**WHAT IS NEEDED**
Lines holding the string "title" are the ones to copy; find them all in the data.

**Records from a dataset**
____________________
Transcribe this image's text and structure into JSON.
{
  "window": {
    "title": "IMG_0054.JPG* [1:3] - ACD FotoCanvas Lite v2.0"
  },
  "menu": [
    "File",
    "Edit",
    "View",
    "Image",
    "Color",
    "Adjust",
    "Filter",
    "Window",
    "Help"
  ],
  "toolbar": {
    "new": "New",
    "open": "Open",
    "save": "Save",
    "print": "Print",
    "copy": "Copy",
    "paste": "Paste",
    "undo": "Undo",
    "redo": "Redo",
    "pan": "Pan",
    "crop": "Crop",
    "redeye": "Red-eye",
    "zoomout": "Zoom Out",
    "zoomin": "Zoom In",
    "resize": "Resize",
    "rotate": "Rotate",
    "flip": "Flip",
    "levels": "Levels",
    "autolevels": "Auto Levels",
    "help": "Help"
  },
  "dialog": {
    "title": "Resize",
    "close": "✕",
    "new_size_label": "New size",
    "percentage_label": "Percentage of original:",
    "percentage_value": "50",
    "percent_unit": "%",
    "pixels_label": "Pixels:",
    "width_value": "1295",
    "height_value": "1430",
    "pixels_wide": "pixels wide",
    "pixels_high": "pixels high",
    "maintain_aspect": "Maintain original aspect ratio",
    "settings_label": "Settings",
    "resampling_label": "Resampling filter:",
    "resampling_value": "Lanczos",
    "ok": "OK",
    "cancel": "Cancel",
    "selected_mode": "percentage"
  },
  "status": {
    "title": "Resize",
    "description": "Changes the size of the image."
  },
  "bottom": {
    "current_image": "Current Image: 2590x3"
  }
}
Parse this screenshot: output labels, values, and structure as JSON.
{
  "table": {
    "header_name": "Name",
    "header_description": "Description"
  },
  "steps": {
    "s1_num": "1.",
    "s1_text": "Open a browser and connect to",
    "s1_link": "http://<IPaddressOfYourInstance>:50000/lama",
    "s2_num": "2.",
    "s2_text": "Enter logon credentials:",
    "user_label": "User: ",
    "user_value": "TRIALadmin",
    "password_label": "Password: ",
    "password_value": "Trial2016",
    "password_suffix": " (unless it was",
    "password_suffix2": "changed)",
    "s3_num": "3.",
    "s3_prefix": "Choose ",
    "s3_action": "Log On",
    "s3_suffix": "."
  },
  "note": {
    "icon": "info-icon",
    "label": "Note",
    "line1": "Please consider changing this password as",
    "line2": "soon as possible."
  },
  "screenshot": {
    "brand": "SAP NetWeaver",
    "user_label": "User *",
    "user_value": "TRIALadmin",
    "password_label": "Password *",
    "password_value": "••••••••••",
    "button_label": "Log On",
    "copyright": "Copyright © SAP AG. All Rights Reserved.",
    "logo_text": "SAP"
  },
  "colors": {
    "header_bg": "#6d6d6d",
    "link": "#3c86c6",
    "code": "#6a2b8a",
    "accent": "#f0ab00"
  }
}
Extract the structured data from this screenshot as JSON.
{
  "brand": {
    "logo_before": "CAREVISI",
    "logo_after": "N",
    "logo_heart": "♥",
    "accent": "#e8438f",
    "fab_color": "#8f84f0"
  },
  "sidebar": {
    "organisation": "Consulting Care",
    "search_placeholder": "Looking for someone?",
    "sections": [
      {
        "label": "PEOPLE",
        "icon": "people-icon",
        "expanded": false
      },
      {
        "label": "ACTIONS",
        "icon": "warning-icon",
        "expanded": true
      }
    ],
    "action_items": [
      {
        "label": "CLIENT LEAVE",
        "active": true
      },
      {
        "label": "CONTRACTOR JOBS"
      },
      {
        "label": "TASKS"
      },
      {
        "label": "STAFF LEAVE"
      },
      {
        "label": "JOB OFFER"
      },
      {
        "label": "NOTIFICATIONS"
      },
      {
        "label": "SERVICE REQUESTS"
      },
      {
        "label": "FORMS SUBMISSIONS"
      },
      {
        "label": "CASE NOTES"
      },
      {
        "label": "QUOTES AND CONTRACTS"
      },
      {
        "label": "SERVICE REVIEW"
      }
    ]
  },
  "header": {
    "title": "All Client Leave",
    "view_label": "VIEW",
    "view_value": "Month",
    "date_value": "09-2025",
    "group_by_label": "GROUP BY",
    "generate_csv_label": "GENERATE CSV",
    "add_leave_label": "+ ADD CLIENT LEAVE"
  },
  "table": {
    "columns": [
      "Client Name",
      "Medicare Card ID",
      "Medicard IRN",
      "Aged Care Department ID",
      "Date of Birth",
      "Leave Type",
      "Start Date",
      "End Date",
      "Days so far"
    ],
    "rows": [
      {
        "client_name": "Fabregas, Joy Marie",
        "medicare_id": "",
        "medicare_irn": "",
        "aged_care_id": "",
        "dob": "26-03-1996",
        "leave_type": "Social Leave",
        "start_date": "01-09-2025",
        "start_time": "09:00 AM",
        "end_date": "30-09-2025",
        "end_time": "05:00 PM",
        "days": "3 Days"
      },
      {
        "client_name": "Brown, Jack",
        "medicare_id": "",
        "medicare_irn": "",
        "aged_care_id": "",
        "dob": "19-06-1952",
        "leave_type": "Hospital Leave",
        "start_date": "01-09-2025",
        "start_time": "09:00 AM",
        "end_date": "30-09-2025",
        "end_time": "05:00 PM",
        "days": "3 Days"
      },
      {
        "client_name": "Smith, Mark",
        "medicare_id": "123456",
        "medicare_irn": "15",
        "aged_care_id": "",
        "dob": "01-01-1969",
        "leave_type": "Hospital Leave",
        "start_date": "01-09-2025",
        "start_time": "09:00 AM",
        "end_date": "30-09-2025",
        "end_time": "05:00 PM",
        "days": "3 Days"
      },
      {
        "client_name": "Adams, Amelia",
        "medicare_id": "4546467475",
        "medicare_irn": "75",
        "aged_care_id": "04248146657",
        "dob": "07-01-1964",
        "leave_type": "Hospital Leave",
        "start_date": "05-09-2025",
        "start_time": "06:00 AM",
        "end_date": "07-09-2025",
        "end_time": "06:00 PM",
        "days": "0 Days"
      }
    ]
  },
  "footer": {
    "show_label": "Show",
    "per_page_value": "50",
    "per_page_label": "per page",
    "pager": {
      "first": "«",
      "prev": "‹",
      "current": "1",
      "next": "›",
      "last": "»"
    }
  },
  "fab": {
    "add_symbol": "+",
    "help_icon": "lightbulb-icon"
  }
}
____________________
**TASK RESPONSE**
    "title": "IMG_0054.JPG* [1:3] - ACD FotoCanvas Lite v2.0"
    "title": "Resize",
    "title": "Resize",
    "title": "All Client Leave",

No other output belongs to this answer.